The Tree Council welcomes the latest report published on 2 May by the Committee on Climate Change: ‘Net Zero: The UK’s contribution to stopping global warming’.

In the report, government scientists call for a significant increase in the numbers of trees to be planted in the UK over the next 30 years as part of a proposed UK target of achieving net-zero carbon emissions by 2050. 

The report states that planting trees (afforestation) can quickly and effectively capture carbon and help to offset the UK’s greenhouse gas (GHG) emissions. This, the report suggests, should be a key aspect of our approach to land use and agriculture. In addition to growing more trees, the report recommends that carbon can be sequestered through the use of timber as a building material and also as a carbon-neutral source of biofuel. These proposals are welcome and timely, especially considering the negative impact of ash dieback disease on our current and future UK treescape.

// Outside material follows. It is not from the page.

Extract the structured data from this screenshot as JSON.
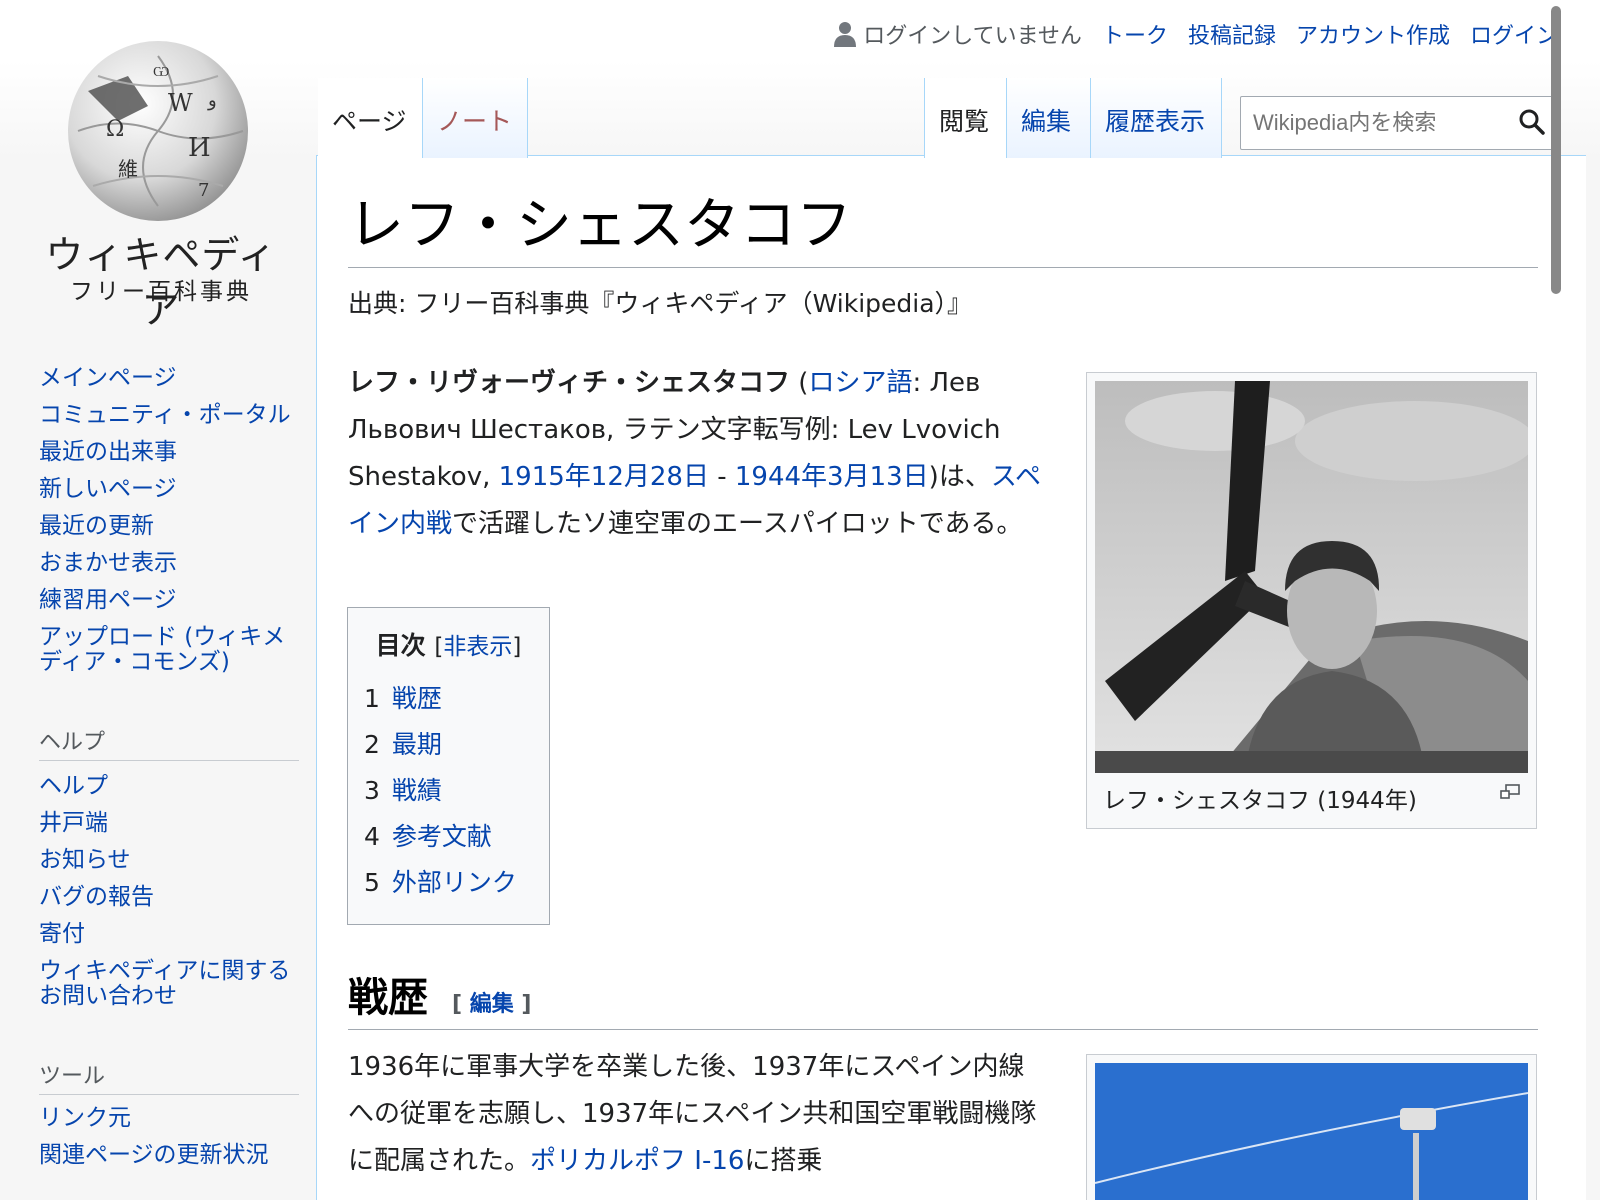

To achieve the new targets laid out in the report, the CCC is calling for around 30,000 hectares of trees to be planted each year and recommends increasing UK woodland cover from the current 13% of land area to 17%, as well as increasing active woodland management. Land for tree planting would come from changing agricultural practices. Increased planting in towns and cities will also be a priority. 

Establishing up to three billion new trees (final figures to be confirmed) will require a creative combination of encouraging natural regeneration and planting new broadleaf woodlands, coniferous plantations, hedges, and urban trees. It will mean large numbers growing from seed as well as speeding up the rate at which we plant trees, so that the impact on carbon sequestration will increase as the younger trees mature. At 30,000 hectares per year, the carbon sequestered, or stored, would increase by around 5 million tonnes of CO2 in a decade.

The report points out that afforestation is falling short of current targets and that a dramatic increase in tree planting is needed. Previous proposals to plant 20,000 hectares/year across the UK nations are not being delivered, with less than 10,000 hectares/year planted on average over the last five years. 

The Tree Council agrees that more ambitious tree planting targets are essential to sequester carbon dioxide and improve ecosystems. The next step is to develop a realistic plan for planting up to three billion new trees, and all stakeholders – including landowners, farmers, government, charities, businesses and communities – must commit to making tree and hedge establishment and planting a priority. It’s vital that this includes ongoing tree care as well as tree planting. 

Reaching this ambitious target will be easier if organisations and communities work together. This July, The Tree Council is convening key partners in the sector for the first in a series of discussions on the future of tree planting in the UK. The results of this debate will feed into the wider discussion on tree planting for climate change. 

In addition to trees, we welcome the specific focus on 40% more hedges as an effective way to sequester carbon and improve local air quality conditions, another environmental co-benefit. However, we must ensure that improving the ecological value of existing hedgerows is highlighted too, as this stock is often undervalued and under managed, and could be more ecologically valuable if better maintained. 

Planting, encouraging and caring for trees needs to become a way of life for each and every one of us. If each of the 66 million people in the UK helped establish and care for one or two trees per year until 2050, when combined with the other measures in the report, this would help achieve net-zero carbon emissions by 2050. Collectively, with great determination, we can enhance our British treescape, leaving a healthier and more beautiful environment for generations to come.

Leave a Reply

Your email address will not be published. Required fields are marked *

Post comment